Georgia House District 21 candidate Brian Laurens is denying allegations he tried to use his relationship with Holly Springs Mayor Tim Downing to throw out a traffic citation he received in November.
The issue came to light Tuesday evening during a debate sponsored by the Cherokee County Republican Party when candidate Scot Turner asked Laurens if he tried to use his "political influence for personal gain" by calling Downing during the incident.
Laurens received a citation on Nov. 4 for running a stop sign in a roundabout off Holly Commons Parkway.
One video (warning: the ending of this video contains language unsuitable for children) posted on the Facebook profile of Franklin Myrick, shows Holly Springs Police Officer Danny West pulling Laurens over after he ran a stop sign before entering into a roundabout in the neighborhood.
In the first video, which is a little less than 14 minutes long, the discussion starts around the 2 minute mark and six-minute gap ensues until Laurens is issued the citation.
In the video, West informed Laurens that he ran the stop sign, and Laurens told the officer "you're not supposed to stop" when entering a roundabout.
West countered Laurens' point by noting that he has to enforce traffic laws throughout the city and that if Laurens has an issue with the stop sign, he should take that issue up with the Holly Springs City Council.
Laurens proceeded to tell the officer he will call Holly Springs Mayor Tim Downing to take the stop signs down.
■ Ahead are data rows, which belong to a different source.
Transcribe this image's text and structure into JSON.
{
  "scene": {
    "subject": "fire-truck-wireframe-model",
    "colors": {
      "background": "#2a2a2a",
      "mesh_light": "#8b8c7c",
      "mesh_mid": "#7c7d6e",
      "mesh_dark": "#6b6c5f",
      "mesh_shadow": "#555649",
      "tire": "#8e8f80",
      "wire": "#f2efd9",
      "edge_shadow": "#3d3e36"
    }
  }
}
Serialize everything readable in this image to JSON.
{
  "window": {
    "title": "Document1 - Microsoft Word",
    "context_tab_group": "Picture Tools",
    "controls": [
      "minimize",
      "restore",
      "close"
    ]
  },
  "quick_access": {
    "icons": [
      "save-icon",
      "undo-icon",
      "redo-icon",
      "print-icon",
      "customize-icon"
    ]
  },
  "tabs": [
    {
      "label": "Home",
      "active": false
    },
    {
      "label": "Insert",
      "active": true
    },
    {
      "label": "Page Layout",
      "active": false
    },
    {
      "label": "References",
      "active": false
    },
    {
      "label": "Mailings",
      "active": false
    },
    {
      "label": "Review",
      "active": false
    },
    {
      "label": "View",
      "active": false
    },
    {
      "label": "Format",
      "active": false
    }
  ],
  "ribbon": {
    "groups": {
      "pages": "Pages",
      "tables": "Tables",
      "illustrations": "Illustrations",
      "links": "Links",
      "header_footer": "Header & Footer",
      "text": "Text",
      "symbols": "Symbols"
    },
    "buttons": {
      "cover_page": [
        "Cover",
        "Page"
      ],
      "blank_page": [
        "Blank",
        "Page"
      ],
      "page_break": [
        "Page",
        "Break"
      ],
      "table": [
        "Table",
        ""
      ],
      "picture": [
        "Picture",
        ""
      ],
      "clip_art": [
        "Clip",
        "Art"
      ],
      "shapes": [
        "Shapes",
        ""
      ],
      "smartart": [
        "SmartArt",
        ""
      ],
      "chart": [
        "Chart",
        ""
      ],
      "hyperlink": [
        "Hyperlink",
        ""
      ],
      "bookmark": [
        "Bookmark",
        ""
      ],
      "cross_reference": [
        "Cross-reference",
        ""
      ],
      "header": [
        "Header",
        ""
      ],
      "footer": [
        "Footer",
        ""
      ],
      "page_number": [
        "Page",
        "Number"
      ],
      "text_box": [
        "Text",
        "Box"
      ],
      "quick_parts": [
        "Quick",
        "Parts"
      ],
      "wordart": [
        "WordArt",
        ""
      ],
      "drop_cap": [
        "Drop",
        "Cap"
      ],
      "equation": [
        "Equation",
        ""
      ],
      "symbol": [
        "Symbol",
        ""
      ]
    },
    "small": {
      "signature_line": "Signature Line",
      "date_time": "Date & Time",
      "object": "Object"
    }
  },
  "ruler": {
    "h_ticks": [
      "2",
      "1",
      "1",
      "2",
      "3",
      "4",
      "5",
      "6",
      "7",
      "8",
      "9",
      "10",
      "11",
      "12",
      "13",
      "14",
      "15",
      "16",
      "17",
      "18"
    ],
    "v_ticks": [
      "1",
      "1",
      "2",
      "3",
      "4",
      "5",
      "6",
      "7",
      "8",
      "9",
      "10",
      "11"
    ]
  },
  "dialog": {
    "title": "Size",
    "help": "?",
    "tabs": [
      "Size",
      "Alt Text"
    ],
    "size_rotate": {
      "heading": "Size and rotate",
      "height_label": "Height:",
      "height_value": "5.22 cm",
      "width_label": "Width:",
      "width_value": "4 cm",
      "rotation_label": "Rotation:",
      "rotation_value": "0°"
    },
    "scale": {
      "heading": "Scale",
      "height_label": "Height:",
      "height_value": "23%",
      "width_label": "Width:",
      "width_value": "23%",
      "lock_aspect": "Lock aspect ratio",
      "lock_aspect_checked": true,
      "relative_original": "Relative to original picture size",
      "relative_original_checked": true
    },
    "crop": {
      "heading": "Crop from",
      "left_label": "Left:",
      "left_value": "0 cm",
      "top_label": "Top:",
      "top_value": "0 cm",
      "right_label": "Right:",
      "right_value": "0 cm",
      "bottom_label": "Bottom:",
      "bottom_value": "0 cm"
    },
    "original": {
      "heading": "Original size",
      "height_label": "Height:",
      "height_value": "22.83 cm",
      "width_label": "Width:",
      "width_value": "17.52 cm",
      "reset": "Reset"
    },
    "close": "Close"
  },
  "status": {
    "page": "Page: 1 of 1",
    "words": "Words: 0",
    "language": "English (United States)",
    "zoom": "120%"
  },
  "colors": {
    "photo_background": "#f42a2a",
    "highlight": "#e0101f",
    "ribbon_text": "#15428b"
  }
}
West subsequently issued Laurens the citation, and told Laurens he had a court date scheduled for Jan. 8.
In a later video posted by Myrick, Laurens continued the discussion with Officer West and Sgt. Brian Cain. Laurens told both officers that he planned to take all the stop signs down.
Sgt. Cain reminded Laurens that he could not personally remove stop signs as they were government property.
He also told Laurens that he would need to take his issue with the stop signs up with the city council and "not take your anger and frustration out on one of my officers."
"You have a court date for this very reason right here to explain your side of the story to the judge and not to come out and raise your voice and treat my officer the way with you treated him," he added. "That’s why you have a court date. We’re not going to argue with you about this any further."
Laurens, who said Turner's question about the incident is "quite an accusation," said he eventually paid the $140 fine "because there was a stop sign there."
He noted he only called Downing to ask why there were stop signs at the entrance of the roundabout.
He told the audience that Downing said the city had to place stop signs near the roundabout in order to complete the neighborhood.
Laurens said Downing characterized the stipulation as "government regulation," and the candidate proceeded to blast what he called "government regulation gone wild."
"The personal attacks in this race are unreal," he added.
When reached by phone Wednesday, Downing was tight lipped about his alleged conversation with Laurens.
"I don’t think it’s appropriate to inject myself into this race," he said, adding he has endorsed Turner in the race. "The video speaks for itself."